Nicki Minaj spent a portion of her Sunday on Twitter, venting to the world about the fact that her new album, the rather unexciting Queen, is going to debut at No. 2 on the upcoming Billboard album chart. At No. 1 will be Travis Scott, who scored the second highest debut of the year with his recent Astroworld, with a reception that let him ride into a second straight week at No. 1.
Well, sort of. The crux of Nicki’s, um, argument was that Scott was using nefarious means to goose his album sales, such as packaging a sale of the album with tour tickets or merch. With music at its lowest level of monetary value in our lifetimes, schemes like this have become a popular method for artists to try and have their album “sales” reflect what they believe their popularity to be. Said Nicki:
Minaj also alleged that Spotify had retaliated against her by pulling planned promotion for Queen because she had played the album on her Apple Music radio show before it was officially available to stream.
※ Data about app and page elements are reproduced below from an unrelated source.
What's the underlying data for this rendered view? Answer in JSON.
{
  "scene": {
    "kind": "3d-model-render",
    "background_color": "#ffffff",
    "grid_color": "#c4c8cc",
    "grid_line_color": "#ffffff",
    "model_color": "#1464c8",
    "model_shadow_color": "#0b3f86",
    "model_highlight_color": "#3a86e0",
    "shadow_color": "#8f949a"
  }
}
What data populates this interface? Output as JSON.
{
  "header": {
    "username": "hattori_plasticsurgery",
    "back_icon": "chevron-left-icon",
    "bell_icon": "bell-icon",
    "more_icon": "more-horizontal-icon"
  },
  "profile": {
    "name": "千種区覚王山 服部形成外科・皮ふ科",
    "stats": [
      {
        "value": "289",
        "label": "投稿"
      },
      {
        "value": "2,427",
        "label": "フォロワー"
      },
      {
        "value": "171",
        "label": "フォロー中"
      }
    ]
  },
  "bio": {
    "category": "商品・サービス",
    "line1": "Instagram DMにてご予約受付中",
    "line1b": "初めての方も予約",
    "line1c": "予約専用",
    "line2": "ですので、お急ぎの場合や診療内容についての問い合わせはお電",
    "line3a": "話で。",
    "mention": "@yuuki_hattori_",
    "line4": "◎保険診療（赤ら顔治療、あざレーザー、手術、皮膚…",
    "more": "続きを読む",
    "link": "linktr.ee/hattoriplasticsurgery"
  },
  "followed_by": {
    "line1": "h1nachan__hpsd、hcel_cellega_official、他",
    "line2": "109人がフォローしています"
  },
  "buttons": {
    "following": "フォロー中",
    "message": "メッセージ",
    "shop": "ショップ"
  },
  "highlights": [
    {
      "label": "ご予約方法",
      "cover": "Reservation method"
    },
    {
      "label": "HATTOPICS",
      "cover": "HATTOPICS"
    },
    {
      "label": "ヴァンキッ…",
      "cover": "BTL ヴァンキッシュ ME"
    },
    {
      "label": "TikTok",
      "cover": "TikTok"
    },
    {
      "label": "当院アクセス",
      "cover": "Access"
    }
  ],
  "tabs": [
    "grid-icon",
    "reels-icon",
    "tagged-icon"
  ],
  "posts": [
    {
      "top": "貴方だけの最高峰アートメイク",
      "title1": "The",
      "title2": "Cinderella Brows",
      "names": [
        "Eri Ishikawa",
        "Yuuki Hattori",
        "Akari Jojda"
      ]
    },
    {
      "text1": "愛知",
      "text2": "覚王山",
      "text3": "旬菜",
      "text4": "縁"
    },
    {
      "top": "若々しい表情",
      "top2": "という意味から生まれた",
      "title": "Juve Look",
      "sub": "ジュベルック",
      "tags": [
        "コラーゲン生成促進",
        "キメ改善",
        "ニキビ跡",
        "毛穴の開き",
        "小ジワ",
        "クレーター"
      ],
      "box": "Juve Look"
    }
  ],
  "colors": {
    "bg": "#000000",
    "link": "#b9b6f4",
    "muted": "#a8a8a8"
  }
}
Spotify denied that accusation today, but regardless the point is clear: Nicki is suggesting she rightfully had the No. 1 album in the country if only it hadn’t been taken from her by forces beyond her control—Scott’s ticket bundling, Spotify’s conniving, etc. She essentially said as much in the first tweet above.
Whether she’s right is unknowable. Maybe Travis Scott, who at the moment is very popular, would’ve had enough streams to push himself over the top anyway. It’s also immaterial to everyone except a small number of people— Minaj, her management, and her diehard fans—who really care about No. 1 albums. If anything, Minaj tacitly acknowledges the waning legitimacy of having a “No. 1 Album,” a landmark that is becoming increasingly meaningless as the music industry’s math gets harder to calculate and easier to game.
Inadvertently, Minaj’s tweets represent the perfect cap to an album cycle that was defined by the tension between Minaj’s desire to assert her relevance and dominance in rap and the reality that the genre and culture is passing her by. This is through no fault of her own, by the way. It’s simply the way culture works: Nicki has been around for nearly a decade now, and there are newer rappers who have the juice she and others once had. Future, her forthcoming tourmate, for instance, had his recent album Beast Mode 2 debut at No. 3. He still is, and will continue to be, a popular artist, but his days as a gravitational force at the very center of the genre are almost certainly behind us.
This dynamic is evident most visibly in Nicki’s decision to collaborate with Tekashi 6ix9ine. Their song “Fefe” has been hanging strong inside the Hot 100’s Top 10 since its debut, something Minaj hasn’t accomplished on her own in several years. The song opened her up to obvious criticism, since she asserts herself as rap’s champion for women and he pled guilty to “use of a child in a sexual performance.” Minaj retroactively added “Fefe” to Queen in order, one presumes, to boost her album’s streaming numbers, and 6ix9ine will be joining Minaj and Future on tour. The relationship may be unseemly, but for Minaj it is serving its purpose: she is catching the momentum of someone who is powering the zeitgeist in the way she used to, but no longer quite does.
In a subsequent tweet, Minaj said that her statements about her album not going No. 1 were “sarcasm/dry humor,” though it doesn’t seem like anyone really believes that. Maybe Minaj, an extraordinarily popular and rich artist, will soon stop caring about what the music industry’s increasingly arbitrary numbers seem to tell her about herself. The next album cycle, at the very least, will probably be easier.